2. Optimum capital budget is obtained at the point where the marginal cost of capital equals the marginal rate of return.
3. The following graph shows that MNCs have a higher optimum capital budget because of their lower cost of capital and more profitable investment opportunities.
Optimum Capital Budget: Domestic Firm versus Multinational Firm
1. Researchers found that cultural values (i.e., political, legal, social, institutional, and tax environments) can be used to predict capital structure across countries.
2. Researchers found low debt ratios in the Southeast Asia, Latin American, and Anglo-American groups of countries. They found high debt ratios in the Scandinavian, Mediterranean Europe, Indian Peninsula groups.
3. Countries with the cultural dimensions of “conservatism” and “mastery” tend to have low corporate debt rations.
CORPORATE PERFORMANCE OF FOREIGN OPERATIONS
2. Inflation and exchange rate fluctuations affect company performance.
3. Performance evaluation
a. Performance evaluation is a central feature of an effective management information system.
c. Performance criteria consist of financial criteria (i.e., return on investment and profits) and non- financial criteria (i.e., market share and sales growth).
4. Organizational structure
a. The advantages of a centralized financial function includes close control of financial issues at headquarters, attention of top management to key issues, and an emphasis on parent company goals.
b. A decentralized financial function may reduce data collection costs, enjoy flexibility, and exploit many opportunities in foreign countries.
1. transfer pricing and performance evaluation
2. tax planning
3. exchange exposure management
4. acquisition of funds
5. positioning of funds
5. Foreign Corrupt Practices Act (FCPA) of 1977
a. FCPA makes it a criminal offense for US companies to corruptly influence foreign officials or to make payments to any person when they have “reasons to know” that part of these payments will go to a foreign official.
b. FCPA consists of two separate sections, antibribery and accounting.
c. Penalties for violations include $2 million for corporations and $100,000 and/or five years in jail for individuals.
a. Income and capital gains taxes
b. Value added taxes
d. Withholding taxes
2. Key issues in international taxation
a. Tax morality
b. Tax burdens
c. Tax neutrality
d. Tax treaties
e. Tax credits

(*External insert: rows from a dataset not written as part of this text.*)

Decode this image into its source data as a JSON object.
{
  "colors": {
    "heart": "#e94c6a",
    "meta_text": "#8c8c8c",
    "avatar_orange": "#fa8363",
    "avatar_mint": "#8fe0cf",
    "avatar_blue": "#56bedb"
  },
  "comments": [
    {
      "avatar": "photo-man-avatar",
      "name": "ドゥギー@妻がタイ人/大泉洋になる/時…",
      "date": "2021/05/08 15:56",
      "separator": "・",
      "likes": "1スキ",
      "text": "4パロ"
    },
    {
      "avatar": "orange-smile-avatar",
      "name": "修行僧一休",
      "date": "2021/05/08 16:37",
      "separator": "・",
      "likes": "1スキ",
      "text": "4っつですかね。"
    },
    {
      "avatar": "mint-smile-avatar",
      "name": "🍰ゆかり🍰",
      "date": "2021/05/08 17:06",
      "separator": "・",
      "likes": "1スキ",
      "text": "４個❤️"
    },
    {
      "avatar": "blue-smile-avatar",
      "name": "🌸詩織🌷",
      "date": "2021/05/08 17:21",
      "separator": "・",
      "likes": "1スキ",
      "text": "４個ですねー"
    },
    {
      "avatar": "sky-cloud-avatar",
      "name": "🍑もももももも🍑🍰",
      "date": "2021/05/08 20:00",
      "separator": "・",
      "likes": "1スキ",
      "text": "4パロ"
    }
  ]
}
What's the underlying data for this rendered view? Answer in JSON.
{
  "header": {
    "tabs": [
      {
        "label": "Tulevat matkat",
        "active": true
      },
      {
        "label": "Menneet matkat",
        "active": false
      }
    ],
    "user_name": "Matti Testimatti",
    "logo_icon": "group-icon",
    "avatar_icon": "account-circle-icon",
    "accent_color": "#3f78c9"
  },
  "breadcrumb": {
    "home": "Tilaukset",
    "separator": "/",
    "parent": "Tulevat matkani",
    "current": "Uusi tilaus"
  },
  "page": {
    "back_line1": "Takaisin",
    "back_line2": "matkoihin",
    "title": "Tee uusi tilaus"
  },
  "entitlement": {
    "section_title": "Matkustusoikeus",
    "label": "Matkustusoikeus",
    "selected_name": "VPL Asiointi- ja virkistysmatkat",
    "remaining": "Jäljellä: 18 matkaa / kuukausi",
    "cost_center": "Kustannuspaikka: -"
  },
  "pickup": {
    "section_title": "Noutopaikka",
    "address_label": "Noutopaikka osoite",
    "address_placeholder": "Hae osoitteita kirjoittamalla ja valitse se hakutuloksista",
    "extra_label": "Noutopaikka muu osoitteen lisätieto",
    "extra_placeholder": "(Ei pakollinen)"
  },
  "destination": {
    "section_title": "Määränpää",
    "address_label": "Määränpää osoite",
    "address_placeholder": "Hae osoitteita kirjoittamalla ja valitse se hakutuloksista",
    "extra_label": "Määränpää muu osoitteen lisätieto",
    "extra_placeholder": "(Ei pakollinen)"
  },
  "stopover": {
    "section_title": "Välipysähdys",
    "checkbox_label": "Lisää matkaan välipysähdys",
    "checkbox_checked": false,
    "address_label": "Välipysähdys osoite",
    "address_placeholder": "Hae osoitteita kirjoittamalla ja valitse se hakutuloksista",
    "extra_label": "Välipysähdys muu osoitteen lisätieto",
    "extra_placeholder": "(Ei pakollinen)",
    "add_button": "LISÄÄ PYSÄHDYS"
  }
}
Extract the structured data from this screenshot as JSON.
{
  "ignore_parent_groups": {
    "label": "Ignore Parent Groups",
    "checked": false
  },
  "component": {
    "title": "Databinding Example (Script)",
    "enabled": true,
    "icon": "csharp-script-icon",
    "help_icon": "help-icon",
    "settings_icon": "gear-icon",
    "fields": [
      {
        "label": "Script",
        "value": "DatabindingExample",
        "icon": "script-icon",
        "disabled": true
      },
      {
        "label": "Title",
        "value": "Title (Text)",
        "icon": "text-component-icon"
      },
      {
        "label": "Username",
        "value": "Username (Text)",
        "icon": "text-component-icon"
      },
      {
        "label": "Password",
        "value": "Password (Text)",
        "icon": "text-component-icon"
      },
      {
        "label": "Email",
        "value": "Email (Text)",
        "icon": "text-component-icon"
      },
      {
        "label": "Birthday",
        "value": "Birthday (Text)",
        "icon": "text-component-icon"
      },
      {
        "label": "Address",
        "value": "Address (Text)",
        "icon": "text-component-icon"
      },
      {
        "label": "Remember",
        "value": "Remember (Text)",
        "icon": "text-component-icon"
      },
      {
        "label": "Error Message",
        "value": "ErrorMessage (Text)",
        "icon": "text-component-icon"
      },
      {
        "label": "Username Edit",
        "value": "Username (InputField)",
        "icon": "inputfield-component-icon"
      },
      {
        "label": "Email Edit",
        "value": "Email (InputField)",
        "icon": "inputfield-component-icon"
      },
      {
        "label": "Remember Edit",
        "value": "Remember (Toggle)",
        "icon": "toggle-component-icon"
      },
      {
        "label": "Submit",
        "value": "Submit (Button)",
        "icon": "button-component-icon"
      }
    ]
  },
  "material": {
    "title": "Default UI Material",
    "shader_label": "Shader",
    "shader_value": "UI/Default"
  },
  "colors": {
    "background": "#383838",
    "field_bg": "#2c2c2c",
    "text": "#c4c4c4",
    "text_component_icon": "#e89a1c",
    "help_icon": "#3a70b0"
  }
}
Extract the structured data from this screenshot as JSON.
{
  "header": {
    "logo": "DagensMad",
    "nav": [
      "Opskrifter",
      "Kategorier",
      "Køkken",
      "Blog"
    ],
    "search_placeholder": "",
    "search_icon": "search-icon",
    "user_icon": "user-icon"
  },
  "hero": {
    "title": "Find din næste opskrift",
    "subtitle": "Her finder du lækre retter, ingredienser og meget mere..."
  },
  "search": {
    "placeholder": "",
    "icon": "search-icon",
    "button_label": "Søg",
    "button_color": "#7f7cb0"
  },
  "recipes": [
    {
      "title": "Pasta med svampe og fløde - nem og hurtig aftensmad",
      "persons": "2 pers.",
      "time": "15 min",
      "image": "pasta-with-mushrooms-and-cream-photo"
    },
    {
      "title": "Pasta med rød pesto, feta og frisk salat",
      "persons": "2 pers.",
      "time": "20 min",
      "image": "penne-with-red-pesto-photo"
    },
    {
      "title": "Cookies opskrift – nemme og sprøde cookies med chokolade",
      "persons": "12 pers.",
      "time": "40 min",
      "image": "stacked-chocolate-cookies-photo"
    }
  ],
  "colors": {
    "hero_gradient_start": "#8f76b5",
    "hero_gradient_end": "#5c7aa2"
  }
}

3. Tax incentives for foreign investment
a. Many countries offer tax incentives to attract foreign capital and know-how to
b. The four types of tax incentive programs are:
(1) government concessions
(2) tax havens
(3) foreign trade zones
(4) other tax incentives
1. Transfer prices are prices of goods and services sold between parent companies and subsidiaries. MNCs can manipulate transfer prices to increase their overall profits.
a. Income tax minimization
b. Import duty minimization
c. Avoidance of financial problems
d. Adjustment for currency fluctuations